◆ Work task ◆
Retype, exactly and completely, the listing that comes next, skipping its images.

BEGIN

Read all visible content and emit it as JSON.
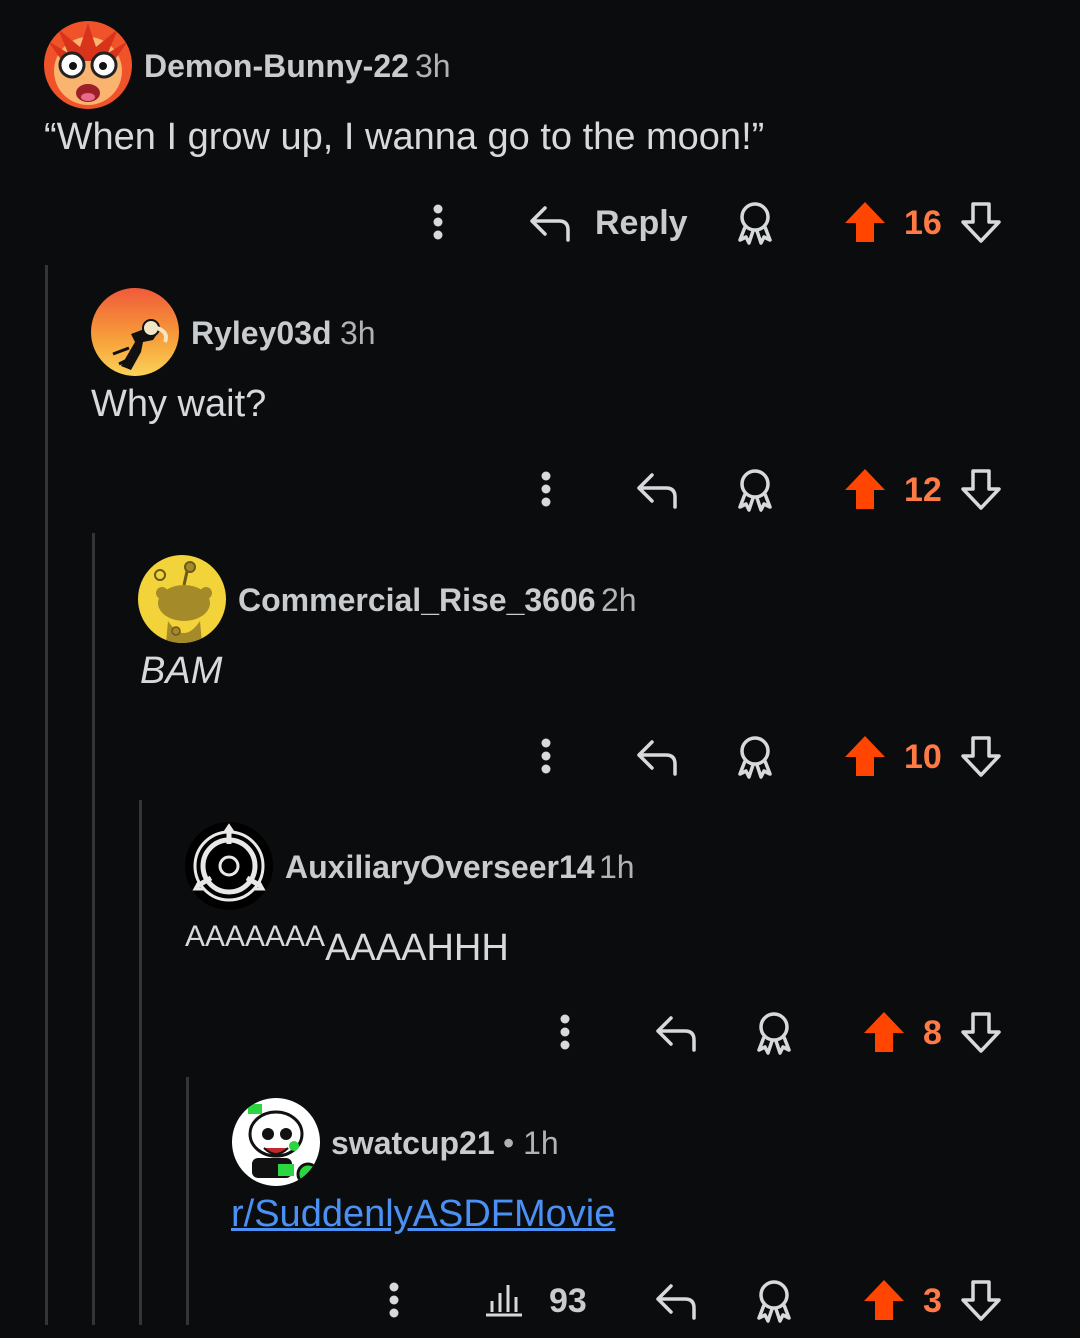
{
  "comments": [
    {
      "author": "Demon-Bunny-22",
      "time": "3h",
      "text": "“When I grow up, I wanna go to the moon!”",
      "reply_label": "Reply",
      "score": "16"
    },
    {
      "author": "Ryley03d",
      "time": "3h",
      "text": "Why wait?",
      "score": "12"
    },
    {
      "author": "Commercial_Rise_3606",
      "time": "2h",
      "text": "BAM",
      "score": "10"
    },
    {
      "author": "AuxiliaryOverseer14",
      "time": "1h",
      "text_small": "AAAAAAA",
      "text_large": "AAAAHHH",
      "score": "8"
    },
    {
      "author": "swatcup21",
      "time": "• 1h",
      "link_text": "r/SuddenlyASDFMovie",
      "views": "93",
      "score": "3"
    }
  ],
  "colors": {
    "upvote": "#ff4500",
    "score": "#ff7a45",
    "link": "#4a90f5",
    "background": "#0b0c0d",
    "thread_line": "#343536"
  },
  "icons": [
    "more-icon",
    "reply-icon",
    "award-icon",
    "upvote-icon",
    "downvote-icon",
    "stats-icon"
  ]
}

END

◆ Problem solution ◆
Read all visible content and emit it as JSON.
{
  "comments": [
    {
      "author": "Demon-Bunny-22",
      "time": "3h",
      "text": "“When I grow up, I wanna go to the moon!”",
      "reply_label": "Reply",
      "score": "16"
    },
    {
      "author": "Ryley03d",
      "time": "3h",
      "text": "Why wait?",
      "score": "12"
    },
    {
      "author": "Commercial_Rise_3606",
      "time": "2h",
      "text": "BAM",
      "score": "10"
    },
    {
      "author": "AuxiliaryOverseer14",
      "time": "1h",
      "text_small": "AAAAAAA",
      "text_large": "AAAAHHH",
      "score": "8"
    },
    {
      "author": "swatcup21",
      "time": "• 1h",
      "link_text": "r/SuddenlyASDFMovie",
      "views": "93",
      "score": "3"
    }
  ],
  "colors": {
    "upvote": "#ff4500",
    "score": "#ff7a45",
    "link": "#4a90f5",
    "background": "#0b0c0d",
    "thread_line": "#343536"
  },
  "icons": [
    "more-icon",
    "reply-icon",
    "award-icon",
    "upvote-icon",
    "downvote-icon",
    "stats-icon"
  ]
}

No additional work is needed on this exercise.